2011 Annual Science Report

Massachusetts Institute of Technology Reporting  |  SEP 2010 – AUG 2011

Metabolic Networks From Single Cells to Ecosystems

Project Summary

Members of the Segre’ group use systems biology approaches to study the complex network of metabolic reactions that allow microbial cells to survive and reproduce under varying environmental conditions. The resource allocation problem that underlies these fundamental processes changes dramatically when multiple cells can compete or cooperate with each other, for example through metabolic cross-feeding. Through mathematical models of microbial ecosystems and computer simulations of spatially structured cell populations, the Segre’ team aims at understanding the environmental conditions and evolutionary processes that favor the emergence of multicellular organization in living systems.

4 Institutions
3 Teams
4 Publications
0 Field Sites
Field Sites

Project Progress

Cross-feeding, oxygen-dependence and spatio-temporal dynamics in microbial ecosystems
The metabolic capabilities of many important microbes can be quantitatively explored using systems biology approaches to metabolic networks. Yet, as we learn more about the complex microbe-microbe and microbe-environment interactions in microbial communities, it is important to understand whether and how system-level approaches can be extended to the multi-cellular and ecosystem level. We have been addressing these challenges at multiple scales, starting from two-species natural and synthetic ecology models, up to biosphere-level approaches. Recent developments include (i) the generation of improved algorithms aimed at predicting possible cross-feeding interactions between species; in particular, we can predict, using flux balance models, what metabolites can be donated by a given species in a metabolically costless way, i.e. without affecting its growth capacity; we expect that this algorithm will lead to large-scale predictions of possible metabolic interactions between different species or cell types. A specific question we have been focusing on is how these interactions depend on the availability of molecular oxygen in the environment, in an attempt to understand how the rise of oxygen in the atmosphere may have favored the emergence of multicellular organization. (ii) the development on a platform for the simulation of spatio-temporal dynamics of metabolism in multi-species ecosystems. This platform, a hybrid between a dynamic-flux balance simulation and a finite differences approximation of reaction-diffusion, will be freely available and open source. We expect that this tool (for which we have a working prototype) will have broad applicability in helping understand the evolution and dynamics of metabolism, and the interplay between environmental chemistry and biochemical networks.
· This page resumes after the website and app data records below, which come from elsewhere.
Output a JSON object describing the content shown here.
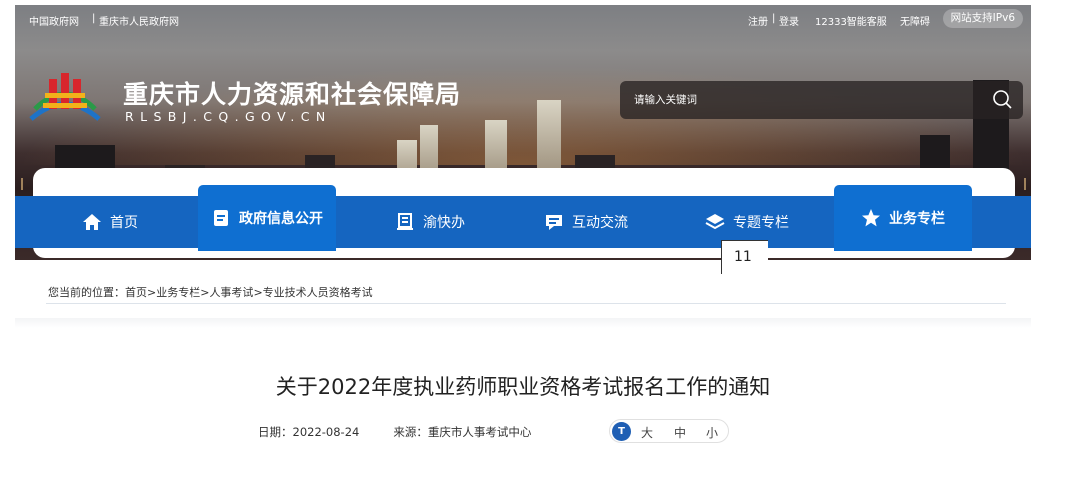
{
  "topbar": {
    "left_links": [
      "中国政府网",
      "重庆市人民政府网"
    ],
    "left_sep": "|",
    "register": "注册",
    "login": "登录",
    "sep": "|",
    "hotline": "12333智能客服",
    "accessibility": "无障碍",
    "ipv6": "网站支持IPv6"
  },
  "site": {
    "title": "重庆市人力资源和社会保障局",
    "domain": "RLSBJ.CQ.GOV.CN"
  },
  "search": {
    "placeholder": "请输入关键词",
    "icon": "search-icon"
  },
  "nav": {
    "items": [
      {
        "label": "首页",
        "icon": "home-icon"
      },
      {
        "label": "政府信息公开",
        "icon": "document-icon",
        "active": true
      },
      {
        "label": "渝快办",
        "icon": "id-card-icon"
      },
      {
        "label": "互动交流",
        "icon": "chat-icon"
      },
      {
        "label": "专题专栏",
        "icon": "layers-icon"
      },
      {
        "label": "业务专栏",
        "icon": "star-icon",
        "active": true
      }
    ]
  },
  "tooltip": {
    "value": "11"
  },
  "breadcrumb": {
    "prefix": "您当前的位置：",
    "items": [
      "首页",
      "业务专栏",
      "人事考试",
      "专业技术人员资格考试"
    ],
    "sep": ">"
  },
  "article": {
    "title": "关于2022年度执业药师职业资格考试报名工作的通知",
    "date_label": "日期：",
    "date": "2022-08-24",
    "source_label": "来源：",
    "source": "重庆市人事考试中心",
    "font_sizes": [
      "大",
      "中",
      "小"
    ],
    "font_icon": "font-size-icon"
  },
  "colors": {
    "nav_blue": "#1565c0",
    "nav_active": "#0f6fd1",
    "font_icon_blue": "#1f5fb4"
  }
}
Genetic interactions and modularity in biological systems
Epistasis constitutes a measure of how genes interact with each other in determining phenotypes. We and others have recently shown how epistasis can be used as an organizing principle for biology, providing insight into the modular architecture of genetic networks, and helping understand global constraints on evolutionary adaptation. We are interested in understanding whether epistasis can be inferred based on the mathematical dependence of a global system-level trait (e.g. fitness) on lower-level traits (e.g. specific molecular or cellular properties). Among other results, we recently derived a general expression for epistasis given an arbitrary functional dependence of a high-level trait on lower-level traits. This expression demonstrates that non-zero epistasis relative to fitness can emerge despite absence of epistasis relative to lower-level traits, leading to a new formal characterization of the concept of independence between biological processes. This approach is extremely general, and it can be extended to describe interactions from the level of single genes up to whole organisms and multicellular systems.
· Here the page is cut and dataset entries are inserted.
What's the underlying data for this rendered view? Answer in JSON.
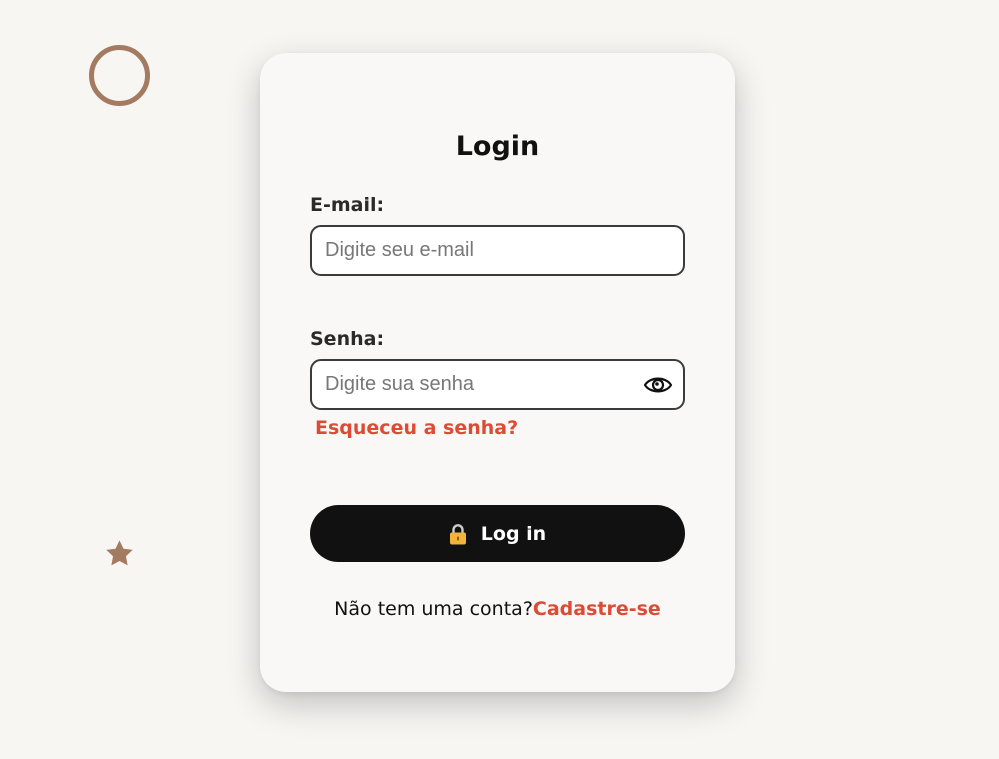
{
  "decorations": {
    "circle_icon": "circle-outline-icon",
    "star_icon": "star-icon",
    "accent_color": "#a47a61"
  },
  "login_form": {
    "title": "Login",
    "email": {
      "label": "E-mail:",
      "placeholder": "Digite seu e-mail",
      "value": ""
    },
    "password": {
      "label": "Senha:",
      "placeholder": "Digite sua senha",
      "value": "",
      "toggle_icon": "eye-icon"
    },
    "forgot_password": "Esqueceu a senha?",
    "submit": {
      "icon": "lock-icon",
      "label": "Log in"
    },
    "signup": {
      "prompt": "Não tem uma conta?",
      "link": "Cadastre-se"
    }
  },
  "colors": {
    "background": "#f7f6f3",
    "card": "#f9f8f6",
    "link": "#db4b35",
    "button": "#111111",
    "lock": "#f4b43a"
  }
}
    Daniel Segre Daniel Segre
    Hsuan-Chao Chiu
    Graduate Student

    Niels Klitgord
    Graduate Student

    William Riehl
    Graduate Student

    Objective 4.1
    Earth's early biosphere.
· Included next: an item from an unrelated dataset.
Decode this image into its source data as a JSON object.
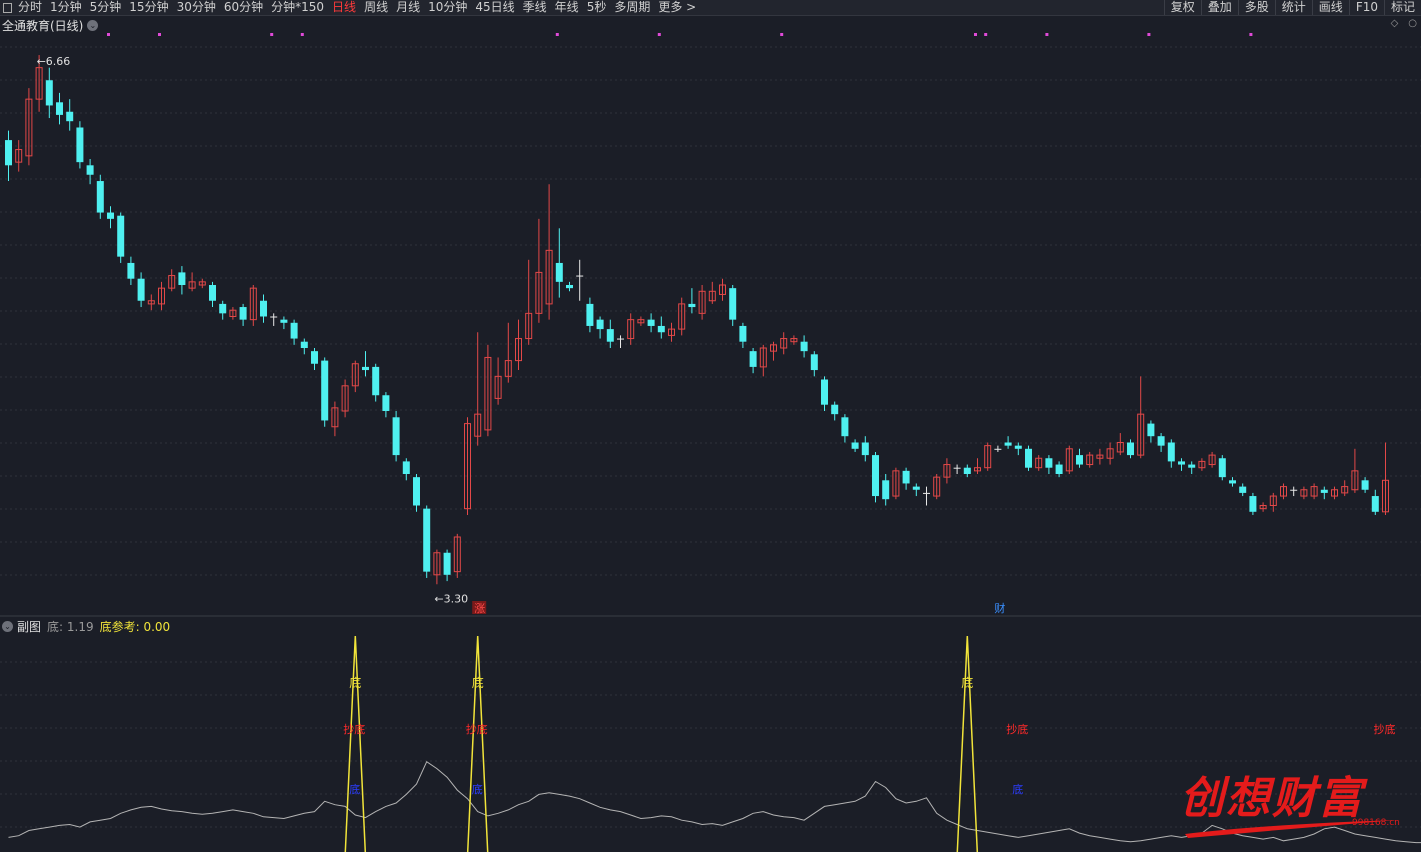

    Objective 4.2
    Production of complex life.

    Objective 5.1
    Environment-dependent, molecular evolution in microorganisms

    Objective 5.2
    Co-evolution of microbial communities

    Objective 6.1
    Effects of environmental changes on microbial ecosystems